Content starts

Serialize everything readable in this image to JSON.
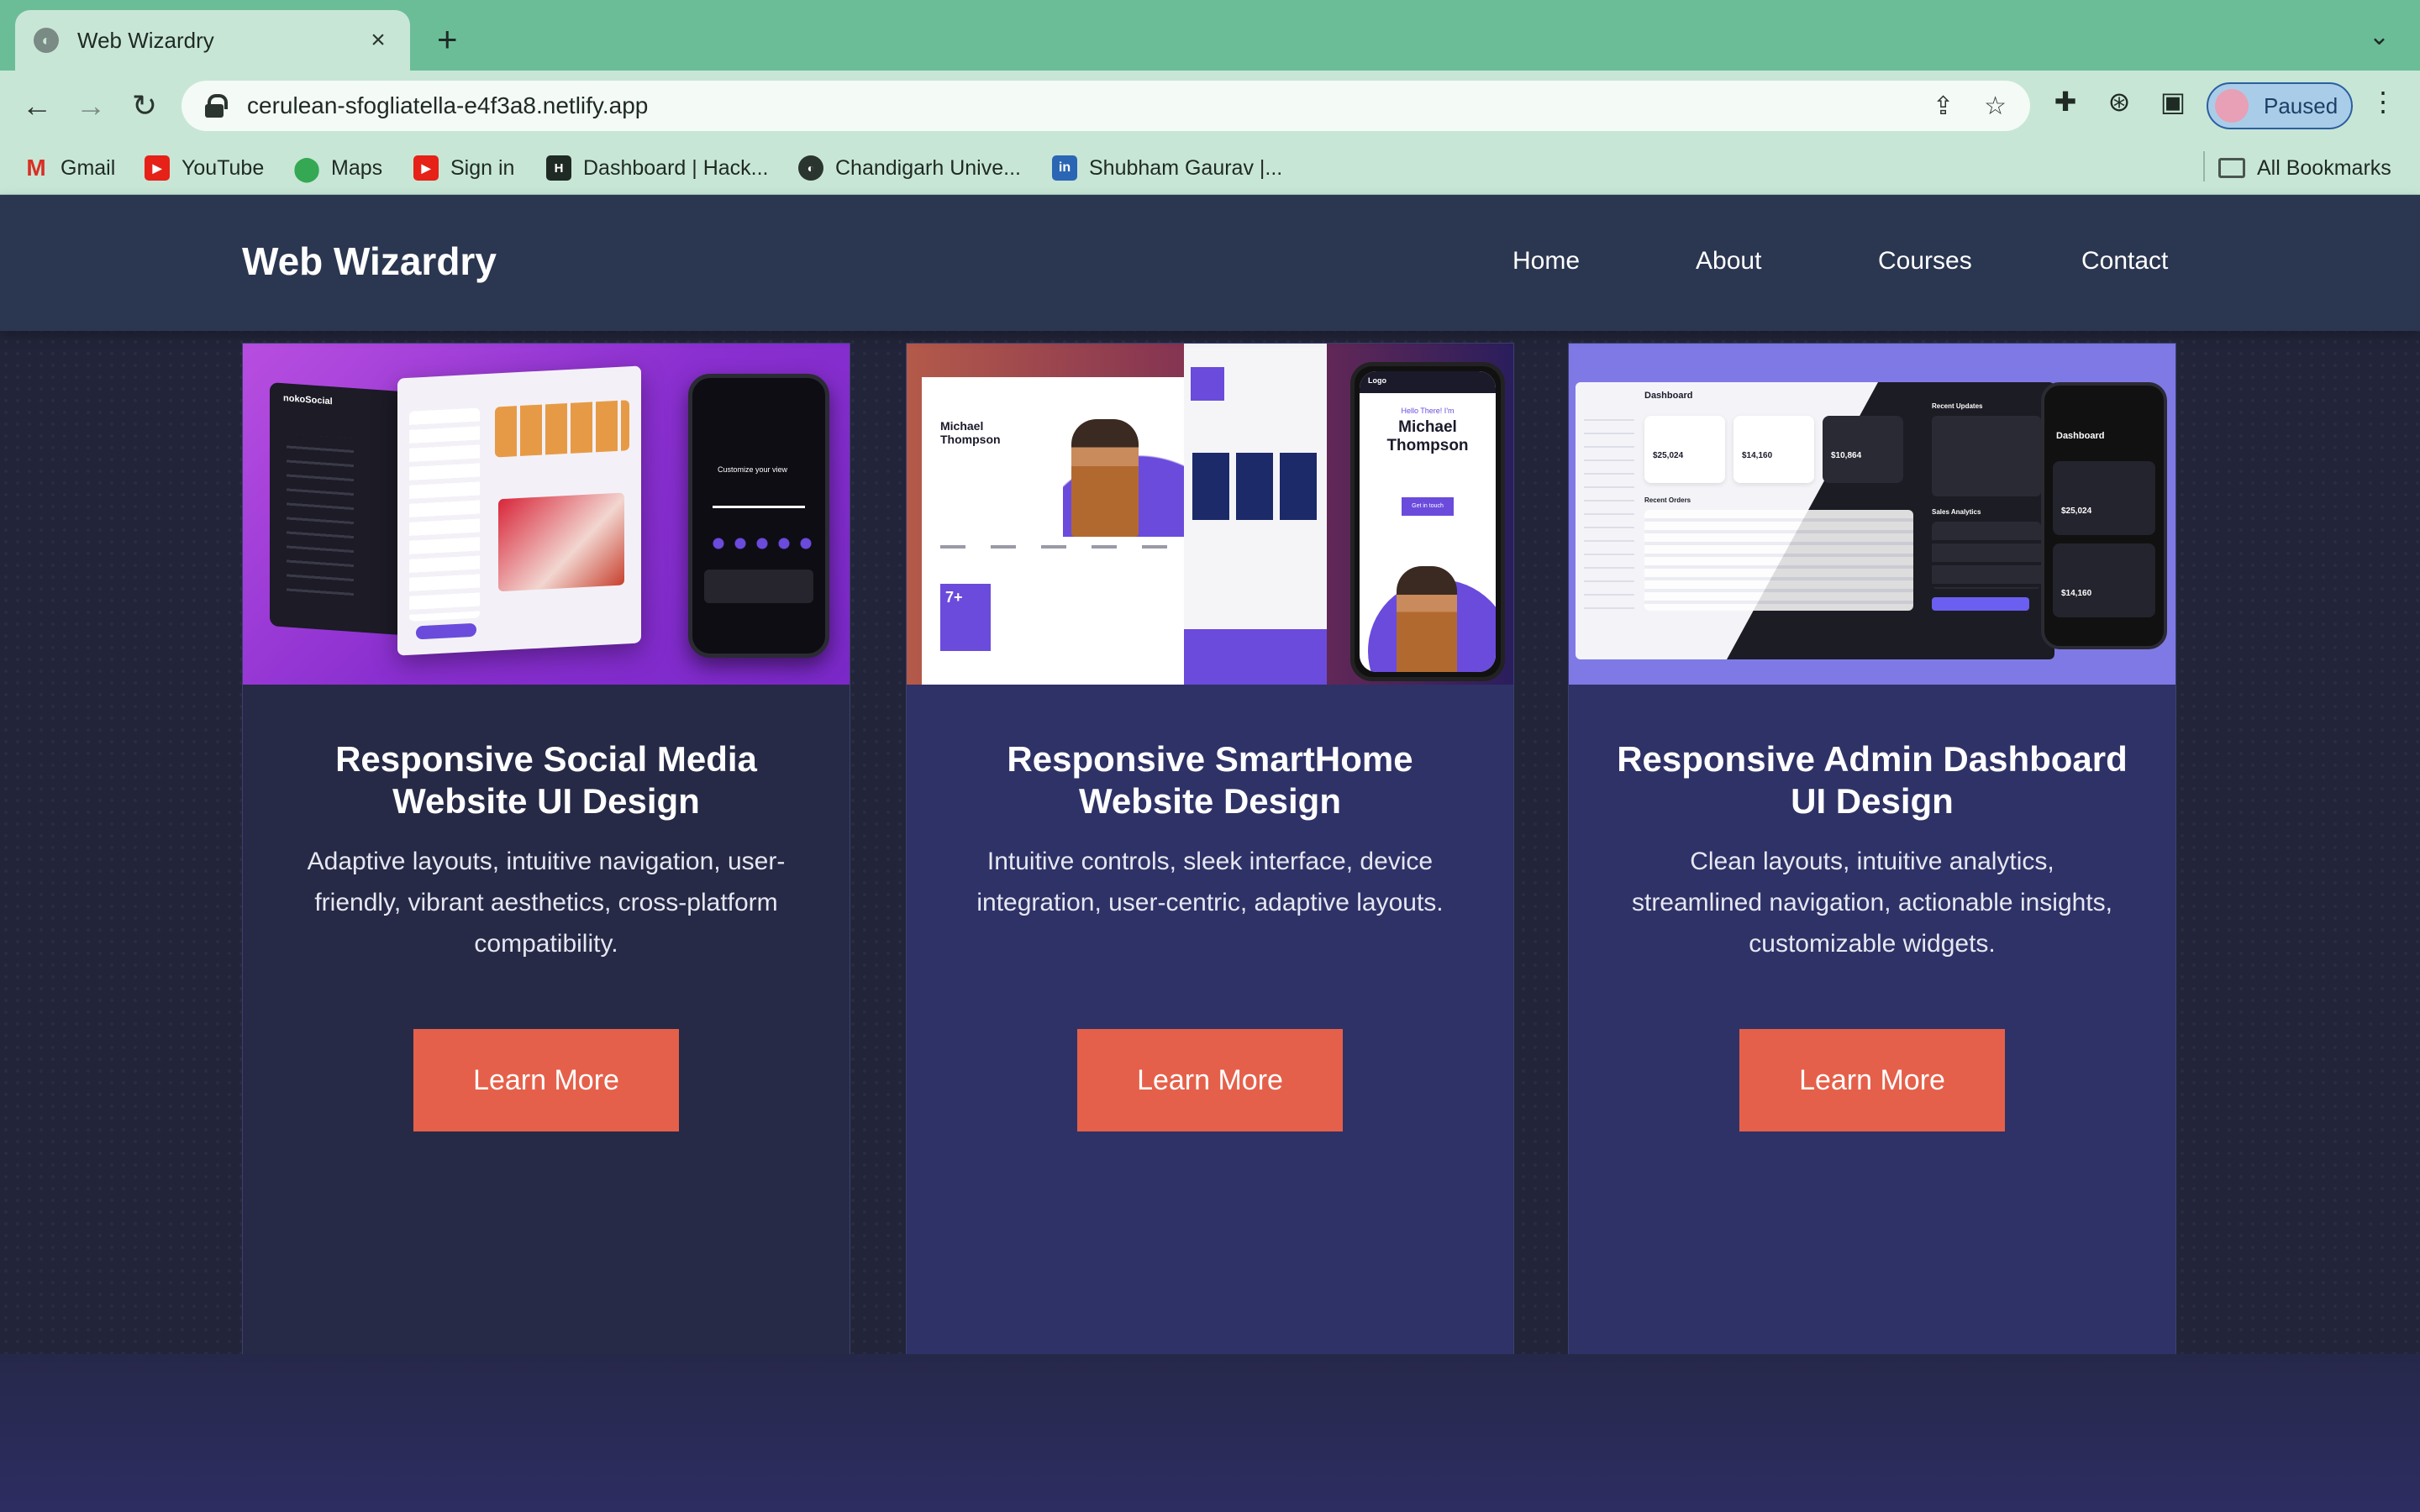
{
  "browser": {
    "tab_title": "Web Wizardry",
    "url": "cerulean-sfogliatella-e4f3a8.netlify.app",
    "profile_label": "Paused",
    "bookmarks": [
      {
        "label": "Gmail",
        "icon": "gmail-icon"
      },
      {
        "label": "YouTube",
        "icon": "youtube-icon"
      },
      {
        "label": "Maps",
        "icon": "maps-icon"
      },
      {
        "label": "Sign in",
        "icon": "youtube-icon"
      },
      {
        "label": "Dashboard | Hack...",
        "icon": "hackerrank-icon"
      },
      {
        "label": "Chandigarh Unive...",
        "icon": "globe-icon"
      },
      {
        "label": "Shubham Gaurav |...",
        "icon": "linkedin-icon"
      }
    ],
    "all_bookmarks": "All Bookmarks"
  },
  "site": {
    "logo": "Web Wizardry",
    "nav": [
      "Home",
      "About",
      "Courses",
      "Contact"
    ]
  },
  "cards": [
    {
      "title": "Responsive Social Media Website UI Design",
      "description": "Adaptive layouts, intuitive navigation, user-friendly, vibrant aesthetics, cross-platform compatibility.",
      "button": "Learn More",
      "thumb": {
        "brand": "nokoSocial",
        "phone_heading": "Customize your view"
      }
    },
    {
      "title": "Responsive SmartHome Website Design",
      "description": "Intuitive controls, sleek interface, device integration, user-centric, adaptive layouts.",
      "button": "Learn More",
      "thumb": {
        "name": "Michael Thompson",
        "greeting": "Hello There! I'm",
        "stat": "7+",
        "logo": "Logo",
        "cta": "Get in touch"
      }
    },
    {
      "title": "Responsive Admin Dashboard UI Design",
      "description": "Clean layouts, intuitive analytics, streamlined navigation, actionable insights, customizable widgets.",
      "button": "Learn More",
      "thumb": {
        "heading": "Dashboard",
        "total_sales": "$25,024",
        "total_expenses": "$14,160",
        "total_income": "$10,864",
        "recent_orders": "Recent Orders",
        "recent_updates": "Recent Updates",
        "sales_analytics": "Sales Analytics"
      }
    }
  ],
  "colors": {
    "accent": "#e5604a",
    "header": "#2b3650",
    "card": "#2f3266",
    "tabbar": "#6bbd98"
  }
}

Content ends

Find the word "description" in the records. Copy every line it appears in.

      "description": "Adaptive layouts, intuitive navigation, user-friendly, vibrant aesthetics, cross-platform compatibility.",
      "description": "Intuitive controls, sleek interface, device integration, user-centric, adaptive layouts.",
      "description": "Clean layouts, intuitive analytics, streamlined navigation, actionable insights, customizable widgets.",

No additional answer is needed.